Oh, Little BrotherHe was 11 when he passed away...born January 4, 1971. Diagnosed with Hurler's Syndrome in 1972. They didn't think he'd make it to the age of six, but surprisingly, he did. The family and doctor decided that it would be in the best interest of everyone involved to institutionalize him at the age of six. He became stronger, more difficult to subdue and as a result of his illness, he cried in pain all the time. All I can remember about sending him off is turning around in the backseat of the car, watching him stand in the window of the facility with his legs crossed crying and clawing at the window as we drove away. He knew we weren't coming back for him. As the years progressed, his mental health regressed. I only got to see him two times in five years. The first time, for whatever reason, the staff at the institution had him tied down to his bed. He remembered me when I walked in, knew my name, and was excited to see me. The next time I saw him, he was in a wheelchair. He could no longer walk, nor could he support the weight of his own head. He didn't know me anymore by then. It broke my heart to see him suffer. There were several calls through the last five years of his life, wherein my father was called upon to make big decisions with regard to his health. His lungs collapsed any number of times, and there were heart complications which involved cardiac arrest. Life support or no life support, and he always chose to keep him alive. Call me crazy, but if I saw my child suffering and crying in pain everyday, I might have to allow nature to take its course without interference. I would demand that my child be as comfortable as possible during that time to make things more bearable. I would lay next to him and hold him close, until he finally passed. It is my thought that my father chose to keep him alive out of guilt and shame for not looking back after he dropped him off at the institution. He had been invited to any number of events which were hosted by the variety school in which my brother attended, but he didn't go...wouldn't go. They were thrown away. I would dig in my father's garbage bin just to find out any bit of information about my brother as the school would often send him reports. It was my intention to break him out of the place once I turned sixteen and had a car, but he couldn't make it. I was going to rescue him...I was fifteen when he passed. I was relieved to learn of his passing. I was relieved to know that he didn't have to suffer another day of pain and agony. I remember standing at his fresh grave. My father and grandmother were in tears. I quietly stared at the hump on the grave thinking about how much I loved him, missed him beyond belief, but was utterly happy that he was finally free.

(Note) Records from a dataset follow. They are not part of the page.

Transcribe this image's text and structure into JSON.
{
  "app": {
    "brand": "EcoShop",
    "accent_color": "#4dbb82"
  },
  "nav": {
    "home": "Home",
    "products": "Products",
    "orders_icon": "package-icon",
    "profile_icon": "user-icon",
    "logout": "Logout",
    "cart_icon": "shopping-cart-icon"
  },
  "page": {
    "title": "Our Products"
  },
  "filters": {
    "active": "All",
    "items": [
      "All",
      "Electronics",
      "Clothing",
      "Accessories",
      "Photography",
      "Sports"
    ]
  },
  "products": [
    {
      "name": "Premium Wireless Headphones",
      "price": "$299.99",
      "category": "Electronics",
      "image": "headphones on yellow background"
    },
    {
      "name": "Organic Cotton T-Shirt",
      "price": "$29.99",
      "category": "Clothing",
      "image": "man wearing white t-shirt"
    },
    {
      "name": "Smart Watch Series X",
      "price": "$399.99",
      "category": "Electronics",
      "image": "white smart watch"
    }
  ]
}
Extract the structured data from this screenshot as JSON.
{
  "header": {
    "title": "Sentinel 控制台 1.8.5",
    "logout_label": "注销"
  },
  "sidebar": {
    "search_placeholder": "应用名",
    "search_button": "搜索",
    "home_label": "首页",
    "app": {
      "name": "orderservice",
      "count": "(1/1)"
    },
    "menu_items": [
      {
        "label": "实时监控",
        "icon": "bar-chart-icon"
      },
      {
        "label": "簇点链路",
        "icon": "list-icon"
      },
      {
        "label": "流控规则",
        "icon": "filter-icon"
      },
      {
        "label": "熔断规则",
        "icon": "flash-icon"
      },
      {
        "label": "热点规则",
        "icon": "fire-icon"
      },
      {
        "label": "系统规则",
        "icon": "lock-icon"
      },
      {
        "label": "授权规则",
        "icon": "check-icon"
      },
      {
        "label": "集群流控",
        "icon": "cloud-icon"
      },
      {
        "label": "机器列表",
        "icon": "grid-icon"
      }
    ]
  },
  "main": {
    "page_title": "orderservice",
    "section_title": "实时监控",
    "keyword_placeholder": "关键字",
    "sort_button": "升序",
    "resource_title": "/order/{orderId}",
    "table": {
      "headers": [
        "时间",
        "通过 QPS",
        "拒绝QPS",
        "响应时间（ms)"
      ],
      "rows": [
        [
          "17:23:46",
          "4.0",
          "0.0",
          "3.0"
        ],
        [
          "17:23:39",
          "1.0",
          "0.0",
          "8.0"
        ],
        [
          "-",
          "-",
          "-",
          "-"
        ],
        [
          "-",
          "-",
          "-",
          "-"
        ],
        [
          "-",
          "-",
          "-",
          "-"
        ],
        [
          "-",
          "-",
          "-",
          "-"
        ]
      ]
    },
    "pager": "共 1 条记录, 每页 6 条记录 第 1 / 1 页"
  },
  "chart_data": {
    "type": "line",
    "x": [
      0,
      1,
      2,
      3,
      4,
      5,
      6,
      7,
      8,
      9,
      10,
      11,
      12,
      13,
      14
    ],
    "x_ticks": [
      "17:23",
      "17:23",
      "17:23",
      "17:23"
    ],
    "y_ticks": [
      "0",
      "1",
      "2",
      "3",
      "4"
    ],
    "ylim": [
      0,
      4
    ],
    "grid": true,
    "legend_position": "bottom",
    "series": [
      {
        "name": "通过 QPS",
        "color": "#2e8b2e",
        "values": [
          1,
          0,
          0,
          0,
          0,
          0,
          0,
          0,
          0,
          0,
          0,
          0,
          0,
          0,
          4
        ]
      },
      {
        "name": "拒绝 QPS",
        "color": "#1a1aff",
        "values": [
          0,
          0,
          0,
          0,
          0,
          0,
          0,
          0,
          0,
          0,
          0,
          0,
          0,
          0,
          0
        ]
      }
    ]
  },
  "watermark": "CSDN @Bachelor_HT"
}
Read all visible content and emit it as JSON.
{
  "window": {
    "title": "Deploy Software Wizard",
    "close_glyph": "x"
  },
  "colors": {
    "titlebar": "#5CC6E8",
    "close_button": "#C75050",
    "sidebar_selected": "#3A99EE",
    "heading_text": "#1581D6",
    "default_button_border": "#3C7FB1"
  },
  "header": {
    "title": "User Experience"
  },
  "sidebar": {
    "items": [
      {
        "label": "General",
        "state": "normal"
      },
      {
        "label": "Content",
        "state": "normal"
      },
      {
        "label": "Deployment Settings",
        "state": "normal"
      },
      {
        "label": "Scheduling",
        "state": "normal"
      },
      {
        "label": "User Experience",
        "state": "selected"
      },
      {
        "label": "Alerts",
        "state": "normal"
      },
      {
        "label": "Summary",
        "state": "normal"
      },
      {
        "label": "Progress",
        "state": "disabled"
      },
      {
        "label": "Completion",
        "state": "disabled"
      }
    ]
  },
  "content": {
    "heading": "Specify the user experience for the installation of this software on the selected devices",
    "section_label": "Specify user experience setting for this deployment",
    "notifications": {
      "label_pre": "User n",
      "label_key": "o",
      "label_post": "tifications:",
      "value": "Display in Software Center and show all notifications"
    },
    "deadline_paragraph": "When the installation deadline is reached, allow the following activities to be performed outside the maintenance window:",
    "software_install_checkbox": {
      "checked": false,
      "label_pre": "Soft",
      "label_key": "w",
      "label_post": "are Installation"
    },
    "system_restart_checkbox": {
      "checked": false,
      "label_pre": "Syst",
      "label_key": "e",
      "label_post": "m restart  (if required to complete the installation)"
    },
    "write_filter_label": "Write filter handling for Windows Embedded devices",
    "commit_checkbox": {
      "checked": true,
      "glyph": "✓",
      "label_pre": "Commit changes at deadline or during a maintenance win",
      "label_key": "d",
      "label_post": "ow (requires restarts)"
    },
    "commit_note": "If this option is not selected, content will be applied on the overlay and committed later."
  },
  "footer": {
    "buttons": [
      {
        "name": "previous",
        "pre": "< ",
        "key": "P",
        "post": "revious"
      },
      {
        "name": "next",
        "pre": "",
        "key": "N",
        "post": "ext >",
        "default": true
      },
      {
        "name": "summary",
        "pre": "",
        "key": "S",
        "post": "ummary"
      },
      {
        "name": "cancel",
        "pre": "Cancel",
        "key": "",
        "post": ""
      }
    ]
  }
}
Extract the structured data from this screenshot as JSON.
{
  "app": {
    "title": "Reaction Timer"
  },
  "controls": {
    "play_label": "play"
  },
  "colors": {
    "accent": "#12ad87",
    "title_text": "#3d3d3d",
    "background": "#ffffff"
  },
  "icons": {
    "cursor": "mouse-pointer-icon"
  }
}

While he was alive before he was sent away, he and I were both badly abused. Whenever possible, I took the blame for whatever mistakes he made so he didn't have to suffer for it. This was our song, we sang it together loud and proud! We were the Champions.
Jennifurby 41-45 1 Response 0 Sep 14, 2010